BEIJING/WASHINGTON (Reuters) – Washington and Beijing both claimed victory on Monday as the world’s two largest economies stepped back from the brink of a global trade war and agreed to hold further talks to boost U.S. exports to China.
Over the weekend, the two sides pledged to keep talking about how China could import more energy and agricultural commodities from the United States so as to narrow the $335 billion annual U.S. goods and services trade deficit with China, although details and a firm timeline were thin.
The biggest immediate beneficiary appeared to be China, which won a reprieve from threatened tariffs on $50 billion of its exports to the United States as well as a lifeline for ZTE Corp , a major company whose existence had been threatened by U.S. sanctions.
The United States meanwhile appeared to have won promises of more imports by China, although there were no specifics.
Economists at Morgan Stanley estimated exports of U.S. agricultural products, primarily beef, and energy, mostly liquified natural gas, could add between $60 billion and $90 billion to sales to China over a period of years. That is far less than the $200 billion reduction in China’s trade surplus that President Donald Trump had demanded at the start of talks.
“China has agreed to buy massive amounts of ADDITIONAL Farm/Agricultural Products – would be one of the best things to happen to our farmers in many years!” Trump wrote on Twitter on Monday.

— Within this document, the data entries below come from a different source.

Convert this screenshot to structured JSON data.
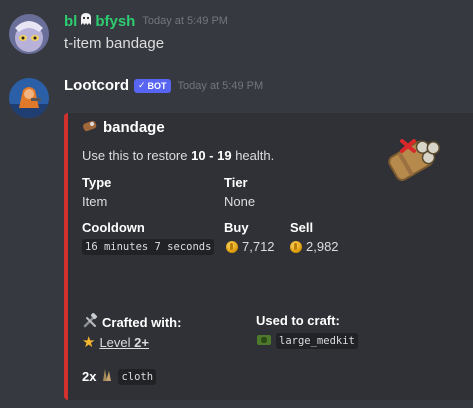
{
  "messages": [
    {
      "username": "bl",
      "username_suffix": "bfysh",
      "timestamp": "Today at 5:49 PM",
      "text": "t-item bandage",
      "name_color": "#2ecc71"
    },
    {
      "username": "Lootcord",
      "bot_tag": "BOT",
      "timestamp": "Today at 5:49 PM",
      "name_color": "#ffffff"
    }
  ],
  "embed": {
    "accent_color": "#d0312d",
    "title": "bandage",
    "description_prefix": "Use this to restore ",
    "description_bold": "10 - 19",
    "description_suffix": " health.",
    "fields": {
      "type_name": "Type",
      "type_value": "Item",
      "tier_name": "Tier",
      "tier_value": "None",
      "cooldown_name": "Cooldown",
      "cooldown_value": "16 minutes 7 seconds",
      "buy_name": "Buy",
      "buy_value": "7,712",
      "sell_name": "Sell",
      "sell_value": "2,982",
      "crafted_name": "Crafted with:",
      "crafted_level_prefix": "Level ",
      "crafted_level_bold": "2+",
      "used_name": "Used to craft:",
      "used_value": "large_medkit",
      "ingredient_qty": "2x",
      "ingredient_name": "cloth"
    }
  }
}
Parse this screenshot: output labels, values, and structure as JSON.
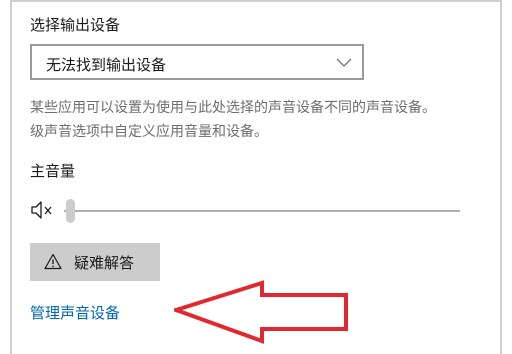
{
  "output_device": {
    "section_title": "选择输出设备",
    "selected_value": "无法找到输出设备",
    "dropdown_icon": "chevron-down-icon"
  },
  "description": {
    "line1": "某些应用可以设置为使用与此处选择的声音设备不同的声音设备。",
    "line2": "级声音选项中自定义应用音量和设备。"
  },
  "master_volume": {
    "label": "主音量",
    "icon": "speaker-muted-icon",
    "value_percent": 0
  },
  "troubleshoot": {
    "label": "疑难解答",
    "icon": "warning-icon"
  },
  "manage_link": {
    "label": "管理声音设备"
  },
  "colors": {
    "link": "#0067b8",
    "description_text": "#6e6e6e",
    "button_bg": "#cccccc",
    "annotation_arrow": "#e0282e"
  }
}
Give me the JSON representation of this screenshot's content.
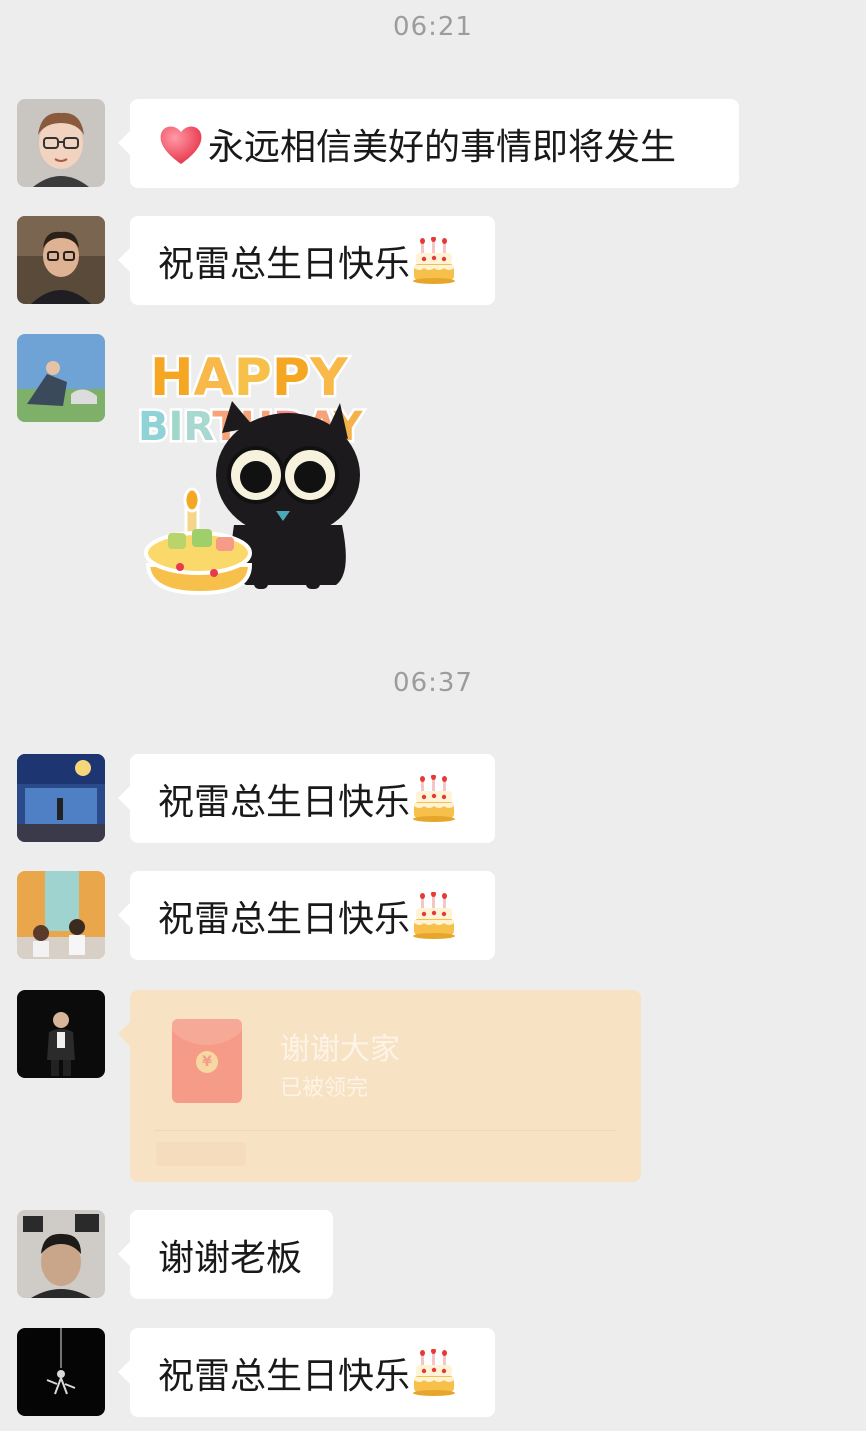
{
  "timestamps": [
    "06:21",
    "06:37"
  ],
  "messages": [
    {
      "text": "永远相信美好的事情即将发生",
      "leading_emoji": "heart-icon"
    },
    {
      "text": "祝雷总生日快乐",
      "trailing_emoji": "birthday-cake-icon"
    },
    {
      "sticker_line1": "HAPPY",
      "sticker_line2": "BIRTHDAY"
    },
    {
      "text": "祝雷总生日快乐",
      "trailing_emoji": "birthday-cake-icon"
    },
    {
      "text": "祝雷总生日快乐",
      "trailing_emoji": "birthday-cake-icon"
    },
    {
      "red_packet": {
        "title": "谢谢大家",
        "status": "已被领完",
        "symbol": "¥"
      }
    },
    {
      "text": "谢谢老板"
    },
    {
      "text": "祝雷总生日快乐",
      "trailing_emoji": "birthday-cake-icon"
    }
  ],
  "colors": {
    "background": "#ededed",
    "bubble": "#ffffff",
    "red_packet_bg": "#f7e2c4",
    "red_packet_envelope": "#f59b87",
    "timestamp_text": "#9c9c9c"
  }
}
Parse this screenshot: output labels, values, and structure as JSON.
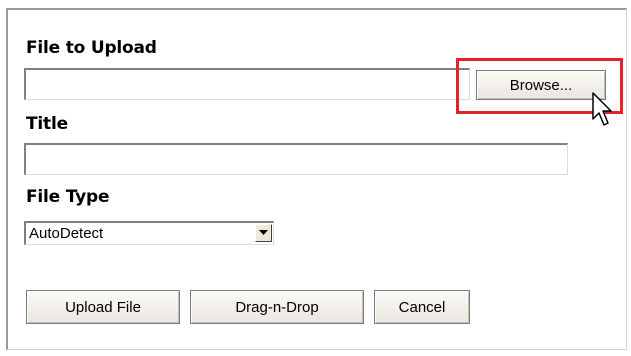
{
  "form": {
    "file_label": "File to Upload",
    "file_value": "",
    "browse_label": "Browse...",
    "title_label": "Title",
    "title_value": "",
    "filetype_label": "File Type",
    "filetype_selected": "AutoDetect"
  },
  "actions": {
    "upload_label": "Upload File",
    "dragdrop_label": "Drag-n-Drop",
    "cancel_label": "Cancel"
  },
  "icons": {
    "dropdown": "chevron-down-icon",
    "pointer": "mouse-pointer-icon"
  },
  "colors": {
    "highlight": "#e8202a",
    "button_face": "#ece9d8"
  }
}
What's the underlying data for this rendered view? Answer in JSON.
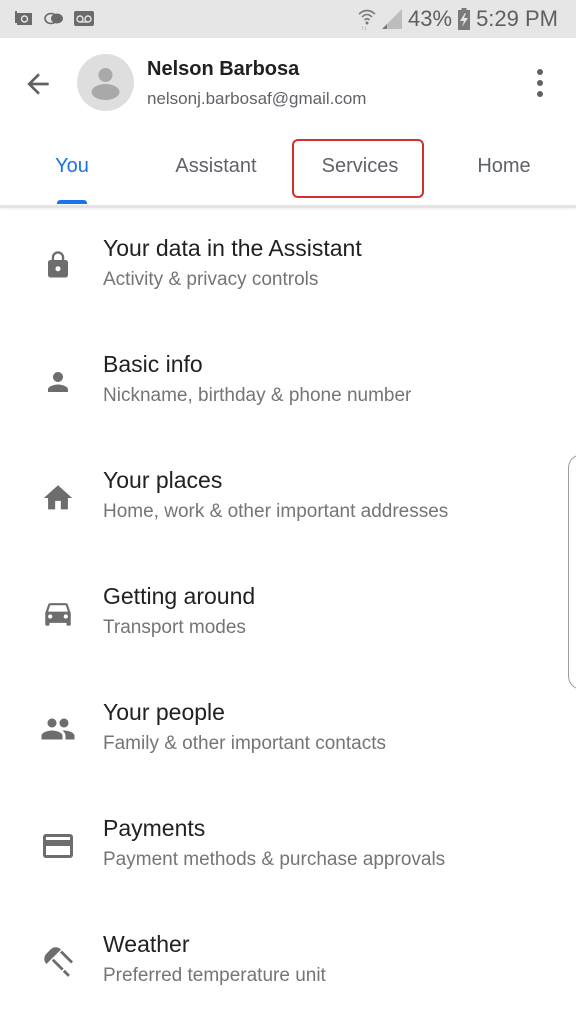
{
  "status_bar": {
    "left_icons": [
      "screenshot-icon",
      "dw-app-icon",
      "voicemail-icon"
    ],
    "battery_percent": "43%",
    "time": "5:29 PM"
  },
  "header": {
    "back_icon": "arrow-back-icon",
    "account_name": "Nelson Barbosa",
    "account_email": "nelsonj.barbosaf@gmail.com",
    "more_icon": "more-vert-icon"
  },
  "tabs": [
    {
      "label": "You",
      "active": true
    },
    {
      "label": "Assistant",
      "active": false
    },
    {
      "label": "Services",
      "active": false,
      "highlighted": true
    },
    {
      "label": "Home",
      "active": false
    }
  ],
  "colors": {
    "accent": "#1a73e8",
    "highlight_box": "#d32f2f",
    "icon_gray": "#6d6d6d",
    "title_text": "#212121",
    "subtitle_text": "#757575"
  },
  "settings_items": [
    {
      "icon": "lock-icon",
      "title": "Your data in the Assistant",
      "subtitle": "Activity & privacy controls"
    },
    {
      "icon": "person-icon",
      "title": "Basic info",
      "subtitle": "Nickname, birthday & phone number"
    },
    {
      "icon": "home-icon",
      "title": "Your places",
      "subtitle": "Home, work & other important addresses"
    },
    {
      "icon": "car-icon",
      "title": "Getting around",
      "subtitle": "Transport modes"
    },
    {
      "icon": "people-icon",
      "title": "Your people",
      "subtitle": "Family & other important contacts"
    },
    {
      "icon": "credit-card-icon",
      "title": "Payments",
      "subtitle": "Payment methods & purchase approvals"
    },
    {
      "icon": "umbrella-icon",
      "title": "Weather",
      "subtitle": "Preferred temperature unit"
    }
  ]
}
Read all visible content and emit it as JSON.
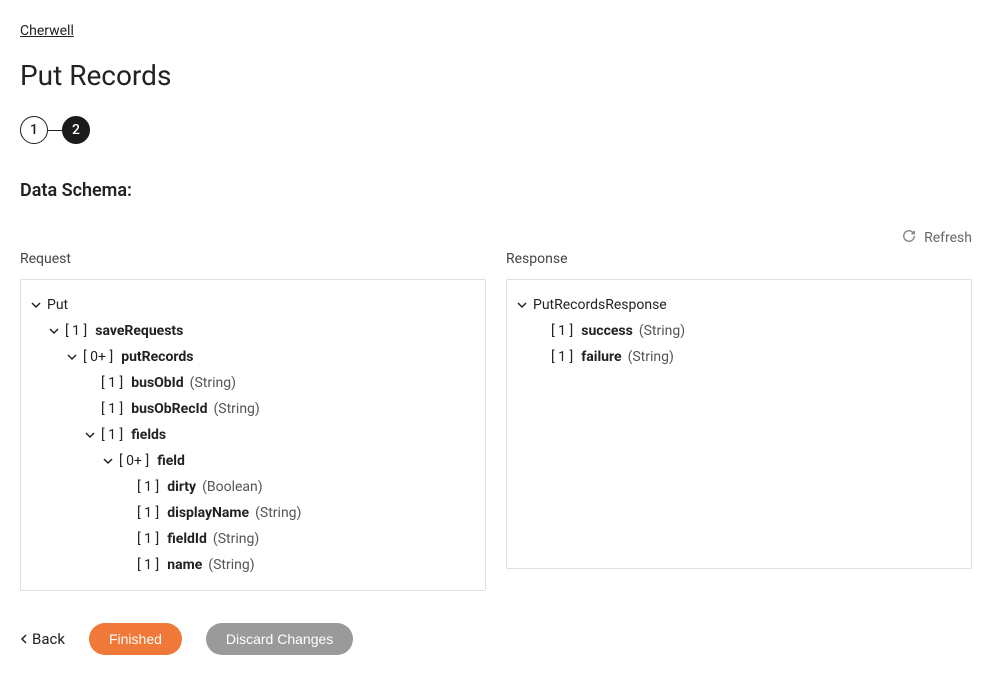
{
  "breadcrumb": {
    "label": "Cherwell"
  },
  "page": {
    "title": "Put Records",
    "section_title": "Data Schema:"
  },
  "stepper": {
    "step1": "1",
    "step2": "2"
  },
  "refresh": {
    "label": "Refresh"
  },
  "columns": {
    "request_label": "Request",
    "response_label": "Response"
  },
  "request_tree": {
    "root": "Put",
    "saveRequests": {
      "card": "[ 1 ]",
      "name": "saveRequests"
    },
    "putRecords": {
      "card": "[ 0+ ]",
      "name": "putRecords"
    },
    "busObId": {
      "card": "[ 1 ]",
      "name": "busObId",
      "type": "(String)"
    },
    "busObRecId": {
      "card": "[ 1 ]",
      "name": "busObRecId",
      "type": "(String)"
    },
    "fields": {
      "card": "[ 1 ]",
      "name": "fields"
    },
    "field": {
      "card": "[ 0+ ]",
      "name": "field"
    },
    "dirty": {
      "card": "[ 1 ]",
      "name": "dirty",
      "type": "(Boolean)"
    },
    "displayName": {
      "card": "[ 1 ]",
      "name": "displayName",
      "type": "(String)"
    },
    "fieldId": {
      "card": "[ 1 ]",
      "name": "fieldId",
      "type": "(String)"
    },
    "name": {
      "card": "[ 1 ]",
      "name": "name",
      "type": "(String)"
    }
  },
  "response_tree": {
    "root": "PutRecordsResponse",
    "success": {
      "card": "[ 1 ]",
      "name": "success",
      "type": "(String)"
    },
    "failure": {
      "card": "[ 1 ]",
      "name": "failure",
      "type": "(String)"
    }
  },
  "footer": {
    "back": "Back",
    "finished": "Finished",
    "discard": "Discard Changes"
  }
}
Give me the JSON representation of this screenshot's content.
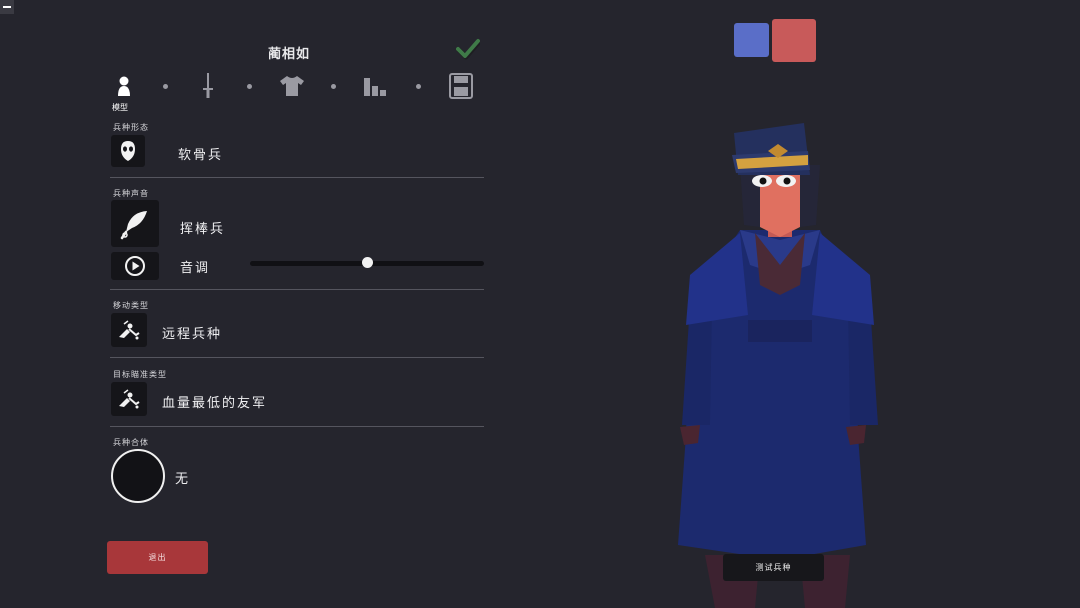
{
  "editor": {
    "unit_name": "蔺相如",
    "tabs": [
      {
        "icon": "person-icon",
        "label": "模型"
      },
      {
        "icon": "sword-icon",
        "label": ""
      },
      {
        "icon": "shirt-icon",
        "label": ""
      },
      {
        "icon": "stats-icon",
        "label": ""
      },
      {
        "icon": "save-icon",
        "label": ""
      }
    ],
    "sections": {
      "unit_base": {
        "label": "兵种形态",
        "value": "软骨兵",
        "icon": "mask-icon"
      },
      "unit_voice": {
        "label": "兵种声音",
        "value": "挥棒兵",
        "icon": "feather-icon",
        "pitch_label": "音调",
        "pitch_value": 0.5
      },
      "movement": {
        "label": "移动类型",
        "value": "远程兵种",
        "icon": "ranged-unit-icon"
      },
      "targeting": {
        "label": "目标瞄准类型",
        "value": "血量最低的友军",
        "icon": "target-unit-icon"
      },
      "combine": {
        "label": "兵种合体",
        "value": "无"
      }
    },
    "exit_label": "退出"
  },
  "preview": {
    "team_colors": [
      "#5a6ec8",
      "#c85a5a"
    ],
    "test_label": "测试兵种"
  }
}
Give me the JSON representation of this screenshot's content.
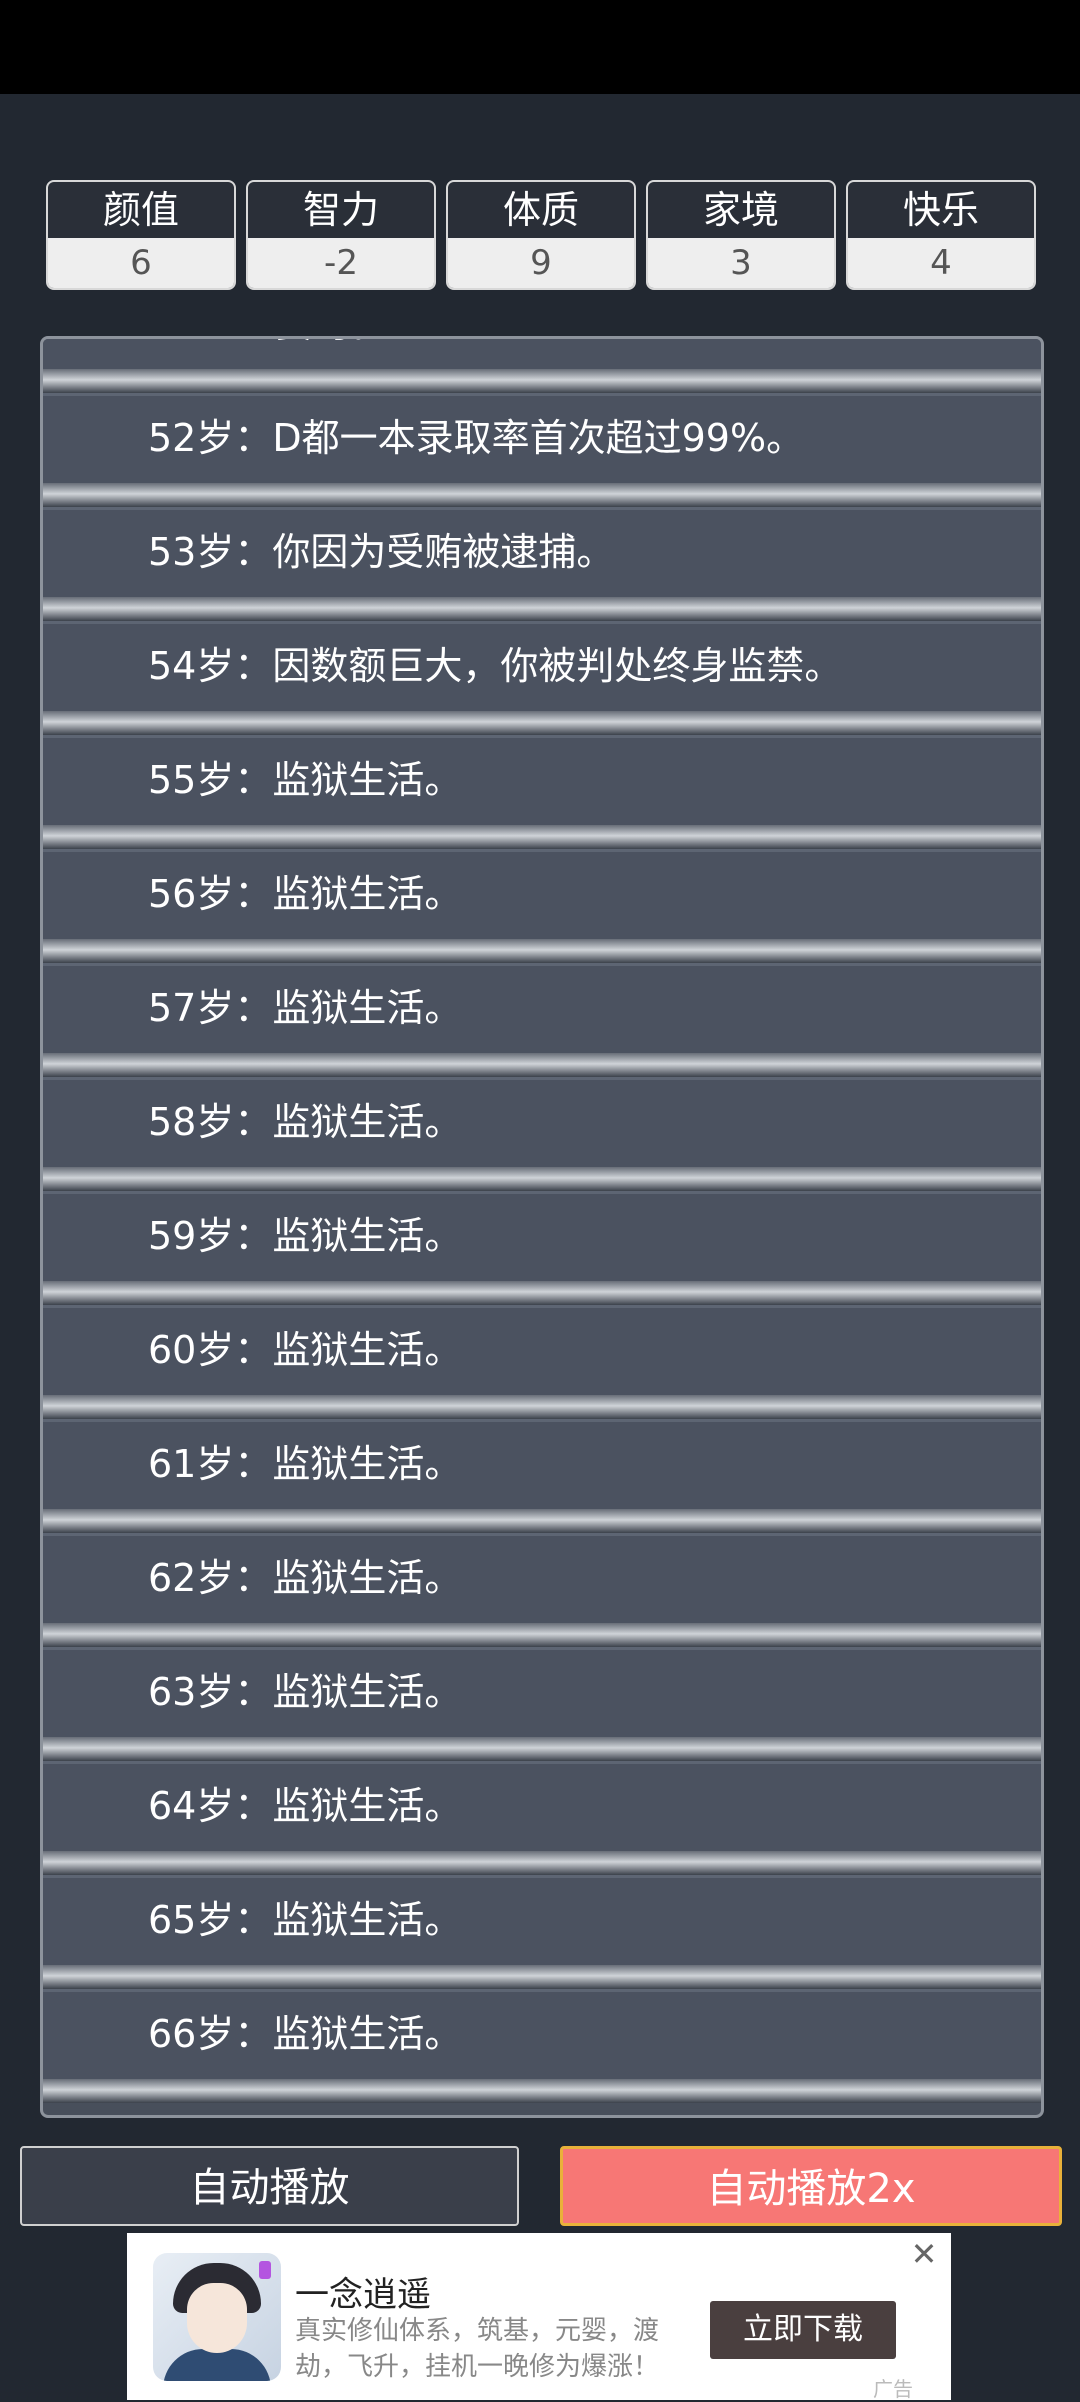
{
  "attributes": [
    {
      "label": "颜值",
      "value": "6"
    },
    {
      "label": "智力",
      "value": "-2"
    },
    {
      "label": "体质",
      "value": "9"
    },
    {
      "label": "家境",
      "value": "3"
    },
    {
      "label": "快乐",
      "value": "4"
    }
  ],
  "events": {
    "partial_top": "要时。",
    "items": [
      "52岁：D都一本录取率首次超过99%。",
      "53岁：你因为受贿被逮捕。",
      "54岁：因数额巨大，你被判处终身监禁。",
      "55岁：监狱生活。",
      "56岁：监狱生活。",
      "57岁：监狱生活。",
      "58岁：监狱生活。",
      "59岁：监狱生活。",
      "60岁：监狱生活。",
      "61岁：监狱生活。",
      "62岁：监狱生活。",
      "63岁：监狱生活。",
      "64岁：监狱生活。",
      "65岁：监狱生活。",
      "66岁：监狱生活。"
    ]
  },
  "buttons": {
    "auto_play": "自动播放",
    "auto_play_2x": "自动播放2x"
  },
  "ad": {
    "title": "一念逍遥",
    "description": "真实修仙体系，筑基，元婴，渡劫，飞升，挂机一晚修为爆涨！",
    "download_label": "立即下载",
    "close_icon": "close-icon",
    "tag": "广告"
  }
}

China’s government praised the cooling of trade tensions with the United States, saying agreement was in both nations’ interests while state media trumpeted what it saw as Beijing’s refusal to surrender to U.S. economic threats.